[Collected data]
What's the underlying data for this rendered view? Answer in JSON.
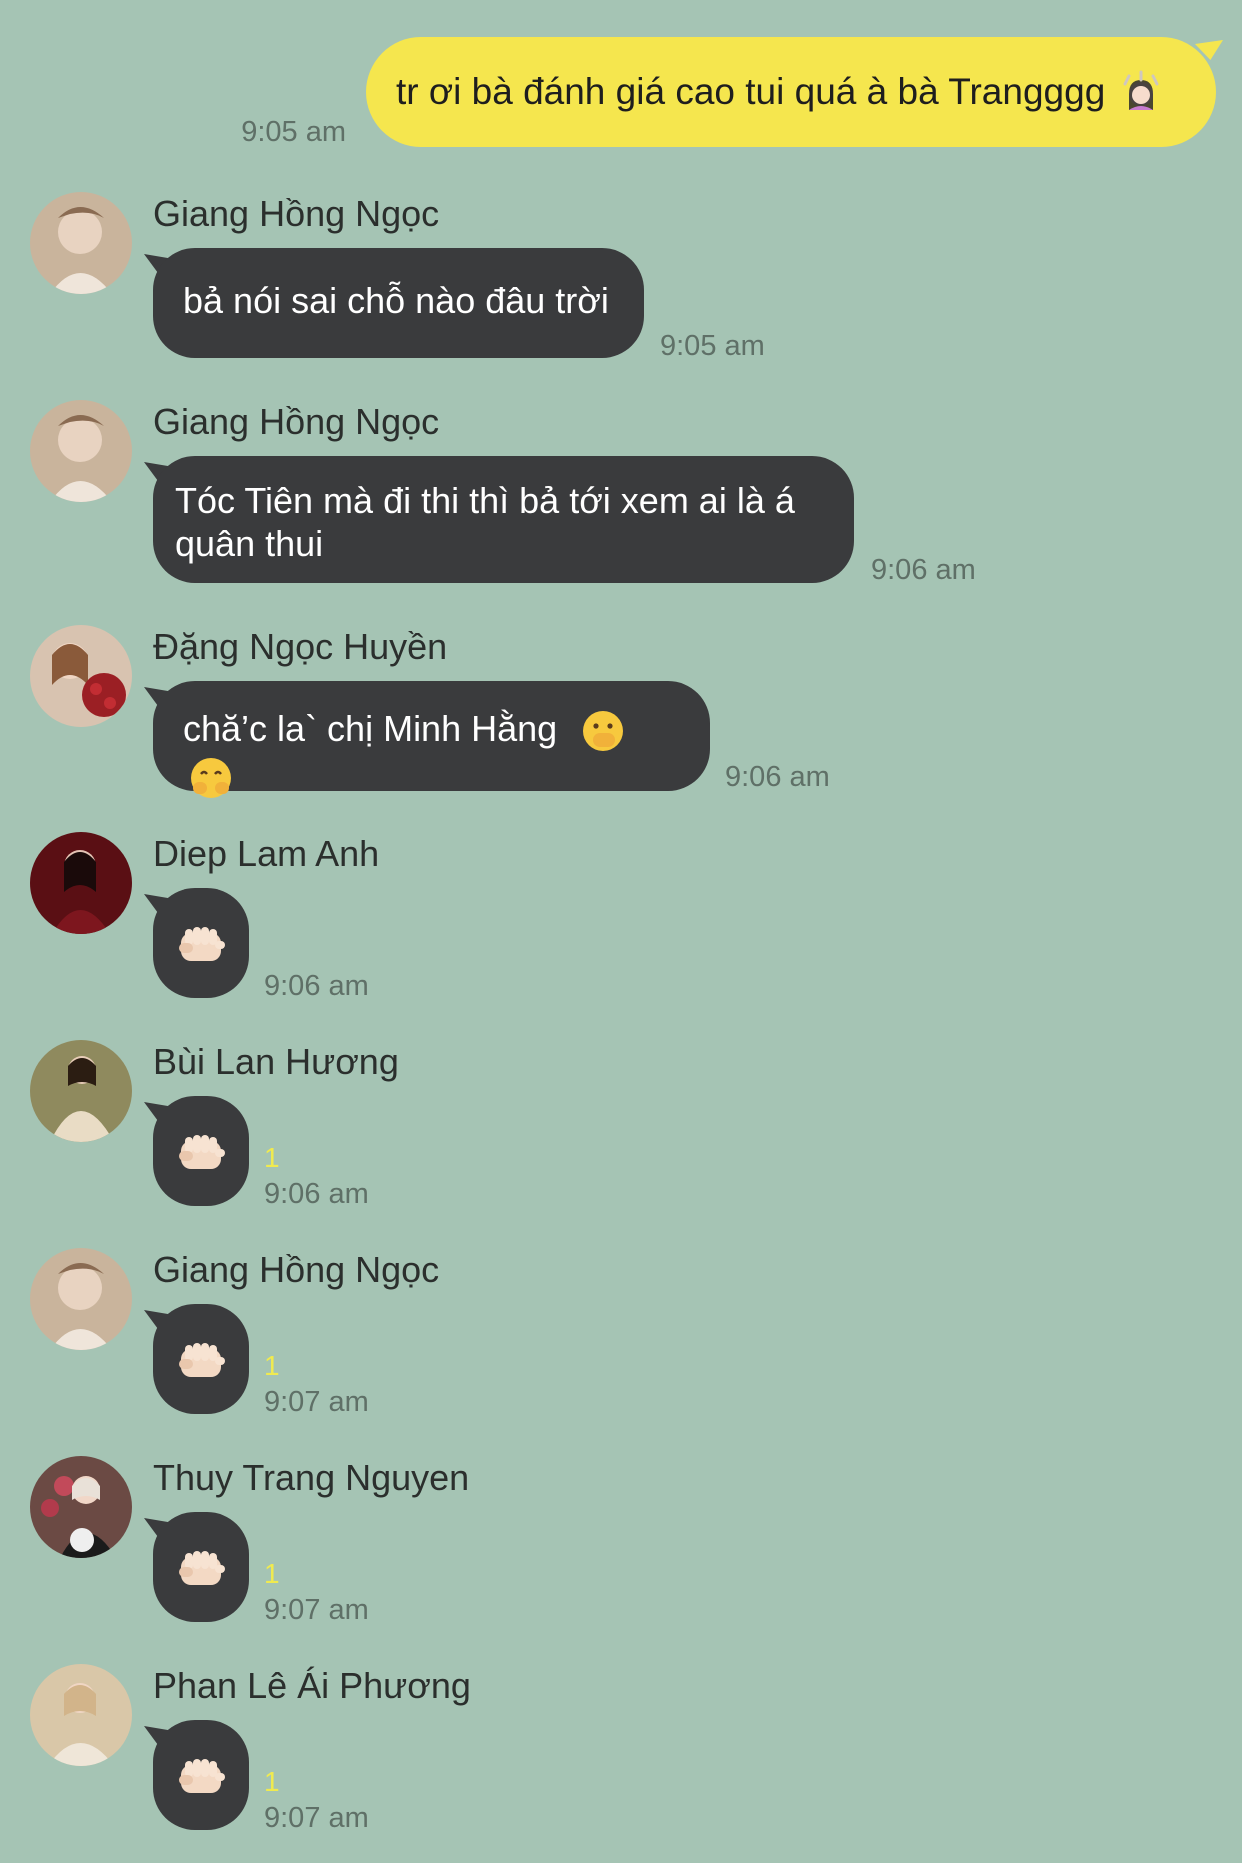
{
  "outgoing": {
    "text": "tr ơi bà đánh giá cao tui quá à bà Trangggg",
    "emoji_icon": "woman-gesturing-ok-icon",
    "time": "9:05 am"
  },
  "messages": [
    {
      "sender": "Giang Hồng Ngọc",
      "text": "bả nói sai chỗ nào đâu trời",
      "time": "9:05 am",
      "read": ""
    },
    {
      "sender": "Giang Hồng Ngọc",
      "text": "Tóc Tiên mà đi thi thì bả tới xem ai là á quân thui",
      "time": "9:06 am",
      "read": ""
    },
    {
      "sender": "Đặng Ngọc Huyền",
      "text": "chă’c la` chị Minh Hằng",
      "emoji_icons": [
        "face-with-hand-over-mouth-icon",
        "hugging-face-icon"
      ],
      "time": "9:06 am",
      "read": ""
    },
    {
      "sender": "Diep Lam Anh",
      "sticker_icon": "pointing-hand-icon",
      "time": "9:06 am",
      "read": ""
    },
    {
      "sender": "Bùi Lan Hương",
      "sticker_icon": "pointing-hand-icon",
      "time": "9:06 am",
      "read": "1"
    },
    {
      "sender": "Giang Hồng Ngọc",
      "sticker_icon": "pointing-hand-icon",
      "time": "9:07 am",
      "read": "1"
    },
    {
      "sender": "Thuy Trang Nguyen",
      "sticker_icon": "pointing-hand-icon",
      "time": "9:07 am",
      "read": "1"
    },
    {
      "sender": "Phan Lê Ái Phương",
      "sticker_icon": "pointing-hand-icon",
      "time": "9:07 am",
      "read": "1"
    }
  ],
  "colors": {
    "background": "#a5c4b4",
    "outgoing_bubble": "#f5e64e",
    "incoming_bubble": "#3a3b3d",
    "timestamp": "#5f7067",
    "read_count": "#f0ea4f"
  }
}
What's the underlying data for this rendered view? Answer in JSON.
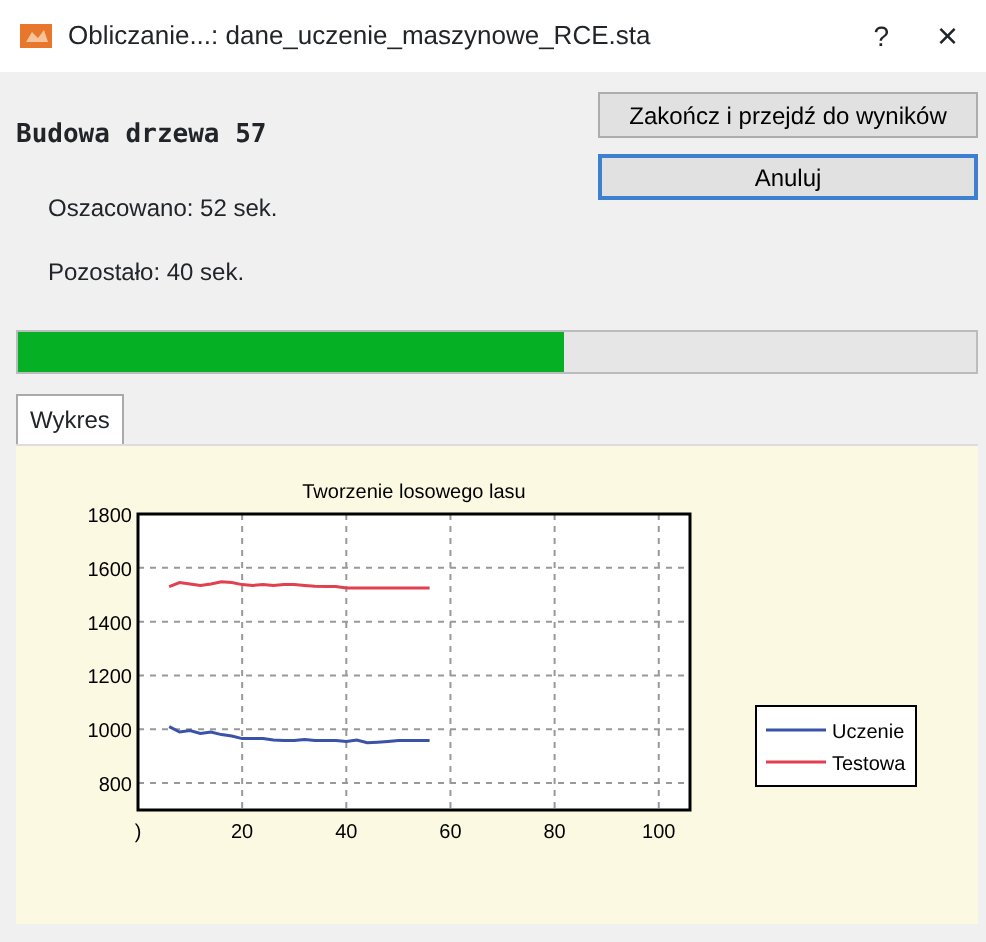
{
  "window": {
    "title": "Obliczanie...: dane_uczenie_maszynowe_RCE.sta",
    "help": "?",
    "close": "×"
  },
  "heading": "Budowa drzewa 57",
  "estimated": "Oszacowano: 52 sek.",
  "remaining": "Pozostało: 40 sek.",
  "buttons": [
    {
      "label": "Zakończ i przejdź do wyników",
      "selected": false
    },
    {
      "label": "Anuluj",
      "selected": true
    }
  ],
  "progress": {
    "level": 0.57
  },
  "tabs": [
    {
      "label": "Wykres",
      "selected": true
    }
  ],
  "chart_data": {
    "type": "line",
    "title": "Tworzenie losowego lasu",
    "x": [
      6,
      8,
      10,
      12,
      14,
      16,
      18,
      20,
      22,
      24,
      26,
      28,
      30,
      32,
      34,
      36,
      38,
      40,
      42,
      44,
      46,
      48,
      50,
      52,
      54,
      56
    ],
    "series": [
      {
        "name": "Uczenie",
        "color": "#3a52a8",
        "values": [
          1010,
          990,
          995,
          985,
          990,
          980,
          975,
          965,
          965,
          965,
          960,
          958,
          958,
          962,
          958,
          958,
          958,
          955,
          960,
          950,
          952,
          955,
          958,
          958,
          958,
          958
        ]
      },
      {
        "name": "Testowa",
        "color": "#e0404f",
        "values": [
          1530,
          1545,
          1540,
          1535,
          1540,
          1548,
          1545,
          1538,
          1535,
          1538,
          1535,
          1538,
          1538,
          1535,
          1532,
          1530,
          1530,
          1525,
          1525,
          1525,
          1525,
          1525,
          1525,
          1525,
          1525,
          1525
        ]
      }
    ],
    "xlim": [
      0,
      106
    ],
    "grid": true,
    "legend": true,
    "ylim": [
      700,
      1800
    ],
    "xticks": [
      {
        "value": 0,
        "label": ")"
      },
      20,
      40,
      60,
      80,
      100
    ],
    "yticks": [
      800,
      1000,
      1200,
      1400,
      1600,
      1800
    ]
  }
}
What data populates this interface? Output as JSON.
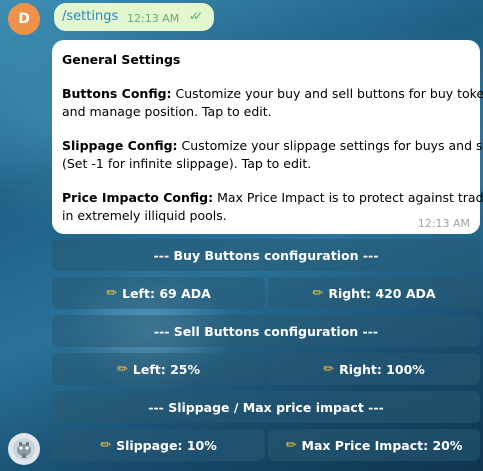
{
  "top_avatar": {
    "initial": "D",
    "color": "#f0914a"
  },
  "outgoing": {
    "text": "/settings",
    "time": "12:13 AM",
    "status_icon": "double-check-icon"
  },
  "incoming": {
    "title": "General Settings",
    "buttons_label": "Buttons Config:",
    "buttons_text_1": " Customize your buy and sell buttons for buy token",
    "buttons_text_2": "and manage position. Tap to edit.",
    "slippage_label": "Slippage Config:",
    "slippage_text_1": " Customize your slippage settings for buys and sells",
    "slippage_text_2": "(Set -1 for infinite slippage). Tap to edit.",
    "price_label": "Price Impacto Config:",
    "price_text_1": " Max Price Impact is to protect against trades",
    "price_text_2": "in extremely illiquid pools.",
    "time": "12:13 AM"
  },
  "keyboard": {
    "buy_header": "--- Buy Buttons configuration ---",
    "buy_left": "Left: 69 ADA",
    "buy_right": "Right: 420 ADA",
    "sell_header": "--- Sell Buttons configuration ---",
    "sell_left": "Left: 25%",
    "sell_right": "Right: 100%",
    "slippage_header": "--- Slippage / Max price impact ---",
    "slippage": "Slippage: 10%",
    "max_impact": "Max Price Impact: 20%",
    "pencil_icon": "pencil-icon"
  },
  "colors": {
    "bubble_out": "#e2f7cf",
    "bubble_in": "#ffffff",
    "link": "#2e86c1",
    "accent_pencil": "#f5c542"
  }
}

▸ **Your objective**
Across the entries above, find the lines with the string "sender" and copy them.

▸ **Solution**
      "sender": "Giang Hồng Ngọc",
      "sender": "Giang Hồng Ngọc",
      "sender": "Đặng Ngọc Huyền",
      "sender": "Diep Lam Anh",
      "sender": "Bùi Lan Hương",
      "sender": "Giang Hồng Ngọc",
      "sender": "Thuy Trang Nguyen",
      "sender": "Phan Lê Ái Phương",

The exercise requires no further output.